Search

Search using this query type:



Search only these record types:

Item
Exhibit
Exhibit Page
Simple Page

Advanced Search (Items only)

Home > Conventions > Transcribe Minutes > Transcribe Page

Scripto | Transcribe Page

Log in to Scripto | Create an account | About the Project | Advanced Instructions | Share your story

Proceedings of the Convention, of the Colored Freemen of Ohio, Held in Cincinnati, January 14, 15, 16, 17 and 19, 1852.

1852OH.20.pdf

« previous page | next page »

Please log in or create an account to transcribe this page.

Log in to Scripto | Create an account

Instructions

DO:

  • Type what you see in the pdf, even if it's misspelled or incorrect.
  • Leave a blank line before each new paragraph.
  • Type page numbers if they appear.
  • Put unclear words in brackets, with a question mark, like: [[Pittsburg?]]
  • Click "Save transcription" frequently!

DON'T:

  • Include hyphens splitting words at the end of a line.
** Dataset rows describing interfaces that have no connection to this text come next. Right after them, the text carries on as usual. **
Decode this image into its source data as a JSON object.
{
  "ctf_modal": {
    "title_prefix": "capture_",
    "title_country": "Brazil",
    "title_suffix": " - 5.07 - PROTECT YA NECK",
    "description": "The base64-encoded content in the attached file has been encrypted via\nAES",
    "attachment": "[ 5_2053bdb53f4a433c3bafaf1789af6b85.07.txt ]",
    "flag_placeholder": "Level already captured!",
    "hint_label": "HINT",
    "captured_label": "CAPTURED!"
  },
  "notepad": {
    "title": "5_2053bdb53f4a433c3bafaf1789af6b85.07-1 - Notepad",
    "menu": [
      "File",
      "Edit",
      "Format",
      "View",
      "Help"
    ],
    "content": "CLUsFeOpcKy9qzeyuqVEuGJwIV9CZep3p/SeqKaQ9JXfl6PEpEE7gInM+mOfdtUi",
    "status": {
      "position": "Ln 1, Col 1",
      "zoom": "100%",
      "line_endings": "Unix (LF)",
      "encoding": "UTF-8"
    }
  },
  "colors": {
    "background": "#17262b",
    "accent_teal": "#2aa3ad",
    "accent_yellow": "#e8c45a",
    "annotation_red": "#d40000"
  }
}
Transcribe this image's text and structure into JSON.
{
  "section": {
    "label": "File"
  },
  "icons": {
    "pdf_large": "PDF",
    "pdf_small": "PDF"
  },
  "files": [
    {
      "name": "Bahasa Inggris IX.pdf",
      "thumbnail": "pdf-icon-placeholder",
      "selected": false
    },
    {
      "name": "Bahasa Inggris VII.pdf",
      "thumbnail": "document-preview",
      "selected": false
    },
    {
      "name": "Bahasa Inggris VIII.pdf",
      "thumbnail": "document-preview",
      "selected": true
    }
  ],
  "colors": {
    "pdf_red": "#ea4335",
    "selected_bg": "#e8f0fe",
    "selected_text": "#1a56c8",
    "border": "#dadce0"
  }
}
Type the full word without the hyphen. If a hyphen appears at the end of a page, type the full word on the second page.
  • Include indents, tabs, or extra spaces.

Is this transcription complete and correct?
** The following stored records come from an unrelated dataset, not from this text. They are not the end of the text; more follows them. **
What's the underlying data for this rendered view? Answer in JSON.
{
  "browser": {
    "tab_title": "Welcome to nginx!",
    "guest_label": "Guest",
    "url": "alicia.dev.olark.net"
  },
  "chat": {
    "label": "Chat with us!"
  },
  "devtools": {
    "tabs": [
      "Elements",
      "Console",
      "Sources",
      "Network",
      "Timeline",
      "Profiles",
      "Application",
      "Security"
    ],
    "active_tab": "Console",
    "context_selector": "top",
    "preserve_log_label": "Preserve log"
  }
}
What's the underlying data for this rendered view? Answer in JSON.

Please let us know:

Current Saved Transcription [history]

293 OHIO, 1852 sal liberty and is already dawning upOn the world, and every ion and every race W1l1 soon enjoy its glorious light. Whatever changes add to the freedom and happiness of one portion of the human family, ind1rectly, perhaps, but certainly contribute to improve the cOndi- tion of the rest of mankind. In all the triumphs of modern science and art, and in all the progress of the age,'the colored race has a deep interest have suffered more than others, a greater change therefore awaits them and they may look-forward with fonder hopes to the "good time coming." Saxons feel and pride an augur for themselves a.glori- from whatever 1S by that race in any of its homes, so may the colored race draw encouragement and hope from whatever it is iuthis or other countries. Every successful effort of individuals or of com- ,munities that serves to demonstrate the capabilities of your race will tend to ,'qj.sarm prejudice and ensure your respect. You have a deep interest in the personal success of each other, but a still deeper interest in the success of the experiments you are making as communities, wqatever motives or causes have placed you in this country, in the West Indies, on the coast or in the in- terior of Africa, the necessity of mutual sympathy and co-operation is the same; will benefit all, failure any where will he equally widespread Whether your development as individuals and as a race will be best secured by being scattered over the whole country in immediate contact with other races, or by.association as a separate community in some parts of it, orin the West or on the coast of Africa is a deeply interesting problem, the solution of which, if now difficult, may some day be pointed out more clearly by the finger of Providence, meanwhile I fully recognize the right of every human being to dwell in any part of God's earth where he may rihoose, and to enjoy there all the rights and blessings that pertain to hu- manity. I cannot believe that you are destined to be swallowed up and ab- sorbed Dyany other race, neither can I for 'a moment believe that God has Msigned you to continue to be "hewers of wood and drawers of water" for other men. Your race has a noble destiny and its own measures of growth and, happiness to fill and enjoy. I rejoice that you meet to discuss all the questions that relate to your well being,and that some of you who have words of wisdom are ready to utter them. I rejoi:e that thOSe of you who possess wealth are willing to lay it on the altar of and progress. I rejoice also to know that so many of yOUr people are striving to obtain that liberty and industrial education 'will qualify them to diSCharge their duties to themselves and to society. You have friends of whose sympathy and assiStance you may be assured, but after e,llyou will not forget that God helps those only who help themselves. "Who would be free themselves must strike the blow." Your frienq, Norton S. TownShend. House of Representatives, Washington, Jan. 5, '52. Messrs. John I. Gaines, and others, Cen. Com., &c-- The courteous terms of your letter. of the 17th ult., asking my opinion "e,sregards the present position and future prospects of the colored race in this country," requires me at least to acknowledge its receipt. I regard the "pret;ent Wt;:!tion" of your race in this COUntry, as infinite- ly worse than it was ten years ago. The States which were then preparing for gradual emancipation, are now endeavoring to extend, perpetuate and strengthen ,slavery! In otherS where the master then could teach a slave, he is now a criminal if he attempts to enlighten him! A vast amount of territory which was then free is now everlasting dedicated to slavery! The citizen of a free 'state could then speak a kind word to a fugitive for liberty withoutmolesta- tiOll; if he does so now he hazards an indictment and trial for treason! These "e,re but a portion of the fruits (bitter as they may be to your people,) pro- iluced during the last ten years of this "age of progress and reform" through which cost our nation two hundred and thirty milliont; ofdollars,14 and number of precious lives of her citizens. And I may add that all this has been accompliShed in the face of the various party organizations which have professed to labor fOr different results.

You don't have permission to discuss this page.

Current Page Discussion [history]